Cyanogen Inc. has been active these past few weeks especially with the new updates to CyanogenMod. While fans — as always — have been pleased, the company seems on the verge of calling it quits as indicated by rumors that it is shuttering its Seattle office next month.
Sources privy to the situation revealed that the closure was announced internally last Nov. 28, effectively giving employees roughly four months to pack.
It is not clear if the latest development is related to the removal of one of its founder Steve Kondik from the company's board last month. What is clear is that his new position as "Chief Science Officer" seems to have no authority whatsoever to stop the shutdown or even to change the direction that the company is now headed.
Layoffs At Cyanogen Inc.
Closing an office itself might not be the proverbial final nail in the coffin. Cyanogen Inc. still maintains its Palo Alto office, suggesting that it is far from raising the white flag.

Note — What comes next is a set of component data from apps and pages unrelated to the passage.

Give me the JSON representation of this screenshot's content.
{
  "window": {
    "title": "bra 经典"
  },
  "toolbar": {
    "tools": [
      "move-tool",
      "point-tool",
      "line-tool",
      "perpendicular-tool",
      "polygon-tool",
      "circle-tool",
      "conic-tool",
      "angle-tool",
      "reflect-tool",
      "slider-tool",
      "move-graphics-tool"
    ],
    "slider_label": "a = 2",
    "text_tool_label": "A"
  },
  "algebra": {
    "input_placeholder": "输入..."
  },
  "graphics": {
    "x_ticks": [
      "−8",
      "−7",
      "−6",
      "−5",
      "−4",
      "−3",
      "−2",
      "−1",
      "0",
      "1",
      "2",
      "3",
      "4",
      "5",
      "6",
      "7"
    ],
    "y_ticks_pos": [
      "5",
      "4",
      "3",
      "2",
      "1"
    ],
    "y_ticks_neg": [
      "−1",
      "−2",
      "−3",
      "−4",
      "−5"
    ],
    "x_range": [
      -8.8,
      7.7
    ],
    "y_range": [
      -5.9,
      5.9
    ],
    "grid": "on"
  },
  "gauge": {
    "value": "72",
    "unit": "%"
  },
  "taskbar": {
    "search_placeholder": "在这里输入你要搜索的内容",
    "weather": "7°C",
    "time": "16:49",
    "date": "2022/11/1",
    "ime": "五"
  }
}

However, more developments seem to indicate that the company is currently mired in deep trouble at the very least. Its departure from Seattle purportedly entailed a number of layoffs.
The number of affected employees has not been disclosed, but the rumor mill reveal that those given their walking papers were offered the choice to move to the Palo Alto office. However, that location has already shed two people working on Android development.
What Now CyanogenMod?
Observers now believe that the new developments are part of a consistent transition towards oblivion. The company's products, particularly CyanogenMod would probably persist considering the level of community involvement in its development. However, Cyanogen has been playing a stabilizing role, helping to ensure focus and the enforcement of standard that ensure the open source Cyanogen OS remains stable and secure.
It is also helpful to note that Kirt McMaster has relinquished his role as CEO to Lior Tal. Tal's appointment has been expected to inject some vitality to the company since he has previously worked for Facebook, leading a team credited for the social media network's growth through its programs and partnerships. Unfortunately, closing the company's Seattle headquarter, however, is not consistent with that glowing record.
It is important to note that there is still no official word about Cyanogen's troubles, so talk of its demise should be taken with a grain of salt. As a matter of fact, some of its job listings are still posted at GlassDoor.com so there still some glimmer of hope that the company is not exactly doomed.